Below I have envisioned the Taxonomy as the cognitive levels could be applied to the world of technology (note that the language from the revised taxonomy is used here):

Lower Order Thinking Skills

Level Definition in Relation to Digital Technology Examples
1. Remembering Retrieving relevant knowledge or information. using bulleted lists in MS Word, bookmarking sites in, using highlighter function in Kurweil 3000, organizing information into Inspiration webs
2. Understanding Constructing meaning. using specific Google searches based on understanding to find information, blogging, using Twitter to communicate understanding, proceeding correctly through Webquests, tagging photos in Bubbleshare, writing journal entries in Clicker 5
3. Applying Carrying out or using procedure in order for implementation. playing video games, installing programs, watching a demonstration of how to use Dreamweaver on YouTube and then starting an EPortfolio

Higher Order Thinking Skills

Level Definitions in Relation to Digital Technology Examples
4. Analyzing Breaking material down into organized constituent parts in order to determine the relation of said parts. breaking down concepts into sub-concepts and sub-sub-concepts in Inspiration
5. Evaluating Making judgments based on criteria and standards in collaborative environments. posting comments on blogs or in a discussion page on PBwiki, moderating a discussion board
6. Creating Putting elements together in order to construct and design a project. creating an EPortfolio in iWeb, composing a song based on set instructions in Garageband, using HyperStudio to create a presentation, producing a Podcast


Anderson, L. W. & Krathwohl, D. R. (2001). A taxonomy for learning, teaching, and assessing: A revision of Bloom's taxonomy of educational objectives.
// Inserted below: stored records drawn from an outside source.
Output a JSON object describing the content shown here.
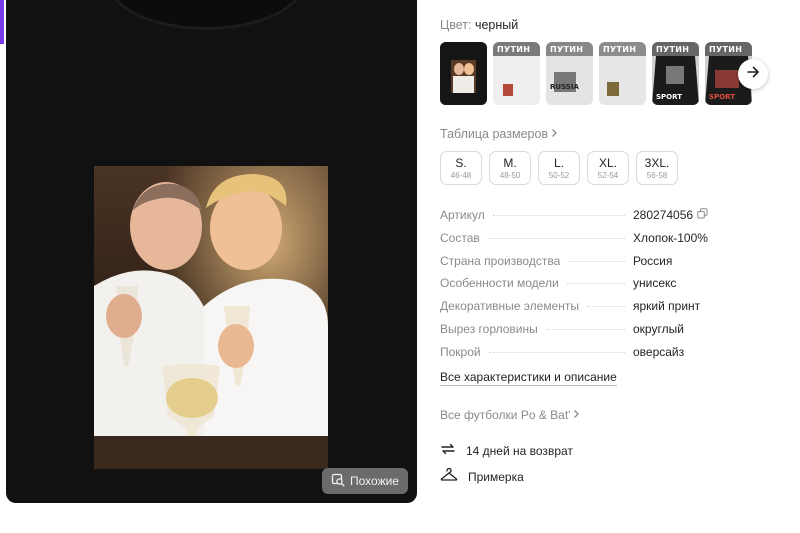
{
  "image_panel": {
    "similar_button_label": "Похожие",
    "icons": {
      "similar": "image-search-icon"
    }
  },
  "color": {
    "label": "Цвет:",
    "value": "черный"
  },
  "swatches": [
    {
      "caption": "",
      "bottom_caption": "",
      "selected": true
    },
    {
      "caption": "ПУТИН",
      "bottom_caption": "",
      "selected": false
    },
    {
      "caption": "ПУТИН",
      "bottom_caption": "RUSSIA",
      "selected": false
    },
    {
      "caption": "ПУТИН",
      "bottom_caption": "",
      "selected": false
    },
    {
      "caption": "ПУТИН",
      "bottom_caption": "SPORT",
      "selected": false
    },
    {
      "caption": "ПУТИН",
      "bottom_caption": "SPORT",
      "selected": false
    }
  ],
  "size_table_label": "Таблица размеров",
  "sizes": [
    {
      "label": "S.",
      "range": "46-48"
    },
    {
      "label": "M.",
      "range": "48-50"
    },
    {
      "label": "L.",
      "range": "50-52"
    },
    {
      "label": "XL.",
      "range": "52-54"
    },
    {
      "label": "3XL.",
      "range": "56-58"
    }
  ],
  "specs": [
    {
      "key": "Артикул",
      "value": "280274056",
      "copyable": true
    },
    {
      "key": "Состав",
      "value": "Хлопок-100%"
    },
    {
      "key": "Страна производства",
      "value": "Россия"
    },
    {
      "key": "Особенности модели",
      "value": "унисекс"
    },
    {
      "key": "Декоративные элементы",
      "value": "яркий принт"
    },
    {
      "key": "Вырез горловины",
      "value": "округлый"
    },
    {
      "key": "Покрой",
      "value": "оверсайз"
    }
  ],
  "all_specs_link": "Все характеристики и описание",
  "brand_link": "Все футболки Po & Bat'",
  "features": [
    {
      "label": "14 дней на возврат",
      "icon": "return-arrows-icon"
    },
    {
      "label": "Примерка",
      "icon": "hanger-icon"
    }
  ],
  "colors": {
    "accent": "#9b4de0",
    "panel": "#111111",
    "muted_text": "#8a8a8a"
  }
}
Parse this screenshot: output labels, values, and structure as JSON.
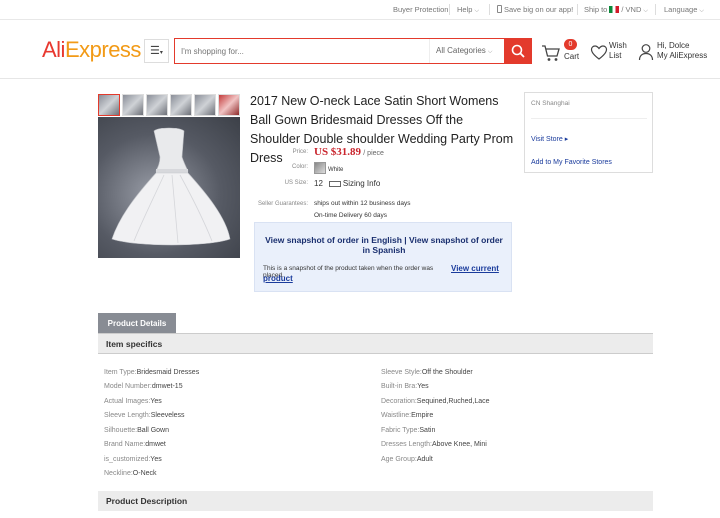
{
  "topbar": {
    "buyer_protection": "Buyer Protection",
    "help": "Help",
    "app_promo": "Save big on our app!",
    "ship_to": "Ship to",
    "ship_to_value": "/ VND",
    "language": "Language"
  },
  "header": {
    "logo_ali": "Ali",
    "logo_express": "Express",
    "category_icon": "menu-icon",
    "search_placeholder": "I'm shopping for...",
    "search_category": "All Categories",
    "cart_count": "0",
    "cart_label": "Cart",
    "wish_line1": "Wish",
    "wish_line2": "List",
    "user_greeting": "Hi, Dolce",
    "user_account": "My AliExpress"
  },
  "product": {
    "title": "2017 New O-neck Lace Satin Short Womens Ball Gown Bridesmaid Dresses Off the Shoulder Double shoulder Wedding Party Prom Dress",
    "price_label": "Price:",
    "price": "US $31.89",
    "price_unit": "/ piece",
    "color_label": "Color:",
    "color_value": "White",
    "size_label": "US Size:",
    "size_value": "12",
    "sizing_info": "Sizing Info",
    "guarantee_label": "Seller Guarantees:",
    "guarantee_1": "ships out within 12 business days",
    "guarantee_2": "On-time Delivery 60 days"
  },
  "snapshot": {
    "heading": "View snapshot of order in English | View snapshot of order in Spanish",
    "note": "This is a snapshot of the product taken when the order was placed.",
    "link": "View current product"
  },
  "seller": {
    "location": "CN Shanghai",
    "visit_store": "Visit Store ▸",
    "add_favorite": "Add to My Favorite Stores"
  },
  "details": {
    "tab": "Product Details",
    "specifics_title": "Item specifics",
    "left": [
      {
        "k": "Item Type:",
        "v": "Bridesmaid Dresses"
      },
      {
        "k": "Model Number:",
        "v": "dmwet-15"
      },
      {
        "k": "Actual Images:",
        "v": "Yes"
      },
      {
        "k": "Sleeve Length:",
        "v": "Sleeveless"
      },
      {
        "k": "Silhouette:",
        "v": "Ball Gown"
      },
      {
        "k": "Brand Name:",
        "v": "dmwet"
      },
      {
        "k": "is_customized:",
        "v": "Yes"
      },
      {
        "k": "Neckline:",
        "v": "O-Neck"
      }
    ],
    "right": [
      {
        "k": "Sleeve Style:",
        "v": "Off the Shoulder"
      },
      {
        "k": "Built-in Bra:",
        "v": "Yes"
      },
      {
        "k": "Decoration:",
        "v": "Sequined,Ruched,Lace"
      },
      {
        "k": "Waistline:",
        "v": "Empire"
      },
      {
        "k": "Fabric Type:",
        "v": "Satin"
      },
      {
        "k": "Dresses Length:",
        "v": "Above Knee, Mini"
      },
      {
        "k": "Age Group:",
        "v": "Adult"
      }
    ],
    "description_title": "Product Description"
  },
  "colors": {
    "brand_red": "#e33a2c",
    "logo_orange": "#f29a16",
    "link_blue": "#1a3b9c"
  }
}
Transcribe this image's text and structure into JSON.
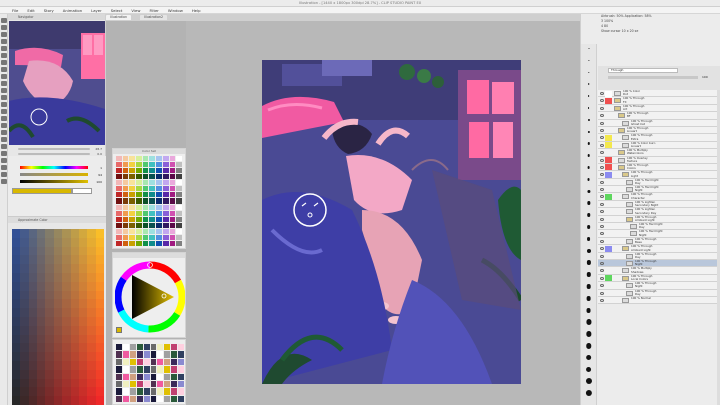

New York: Addison Wesley Longman.

Booker, Michael J. (2007). A Roof without Walls: Benjamin Bloom’s Taxonomy and the Misdirection of American Education. Academic Questions, 20 (4), 347-355.

Churches, A. (2007). Educational Origami, Bloom's and ICT Tools. Retrieved February 26, 2009 from

Churches, A. (2008). Bloom's Taxonomy Blooms Digitally. Retrieved February 26, 2009 from

Clark, Don (2007). Learning Domains or Bloom's Taxonomy. Retrieved February 18, 2009 from

Cruz, E. (2003). Bloom's revised taxonomy. In B. Hoffman (Ed.), Encyclopedia of Educational Technology. Retrieved February 22, 2009, from

Eisner, E.W. (2002) Benjamin Bloom 1913-99, Retrieved February 18, 2009 from International Bureau of Education: UNESCO,

Forehand, Mary (2007). Bloom's Taxonomy. Retrieved February 18, 2009 from

Jonassen, D., Peck, K., and Wilson, B. (2000). Learning With Technology: A Constructivist Perspective. Merrill: Upper Saddle, NJ

Wikipedia. (2009) Taxonomy of Educational Objectives. Retrieved February 18, 2009 from

Image References

  1. Bloom's Taxonomy [image]. (2008). Retrieved March 1, 2009 from:
  2. Verb wheel based on Bloom's Taxonomy [image]. (2000). Retrieved February 26, 2009 from:
  3. Cruz, E. (2003). Bloom's revised taxonomy [image]. Retrieved February 26, 2009 from:
  4. Churches, A. (2008). Bloom's Digital Technology Map [Image], Retrieved February 26, 2009 from:

External Links

Learning Domains or Bloom's Taxonomy

Wikipedia:Bloom's Taxonomy

Bloom's Taxonomy Blooms Digitally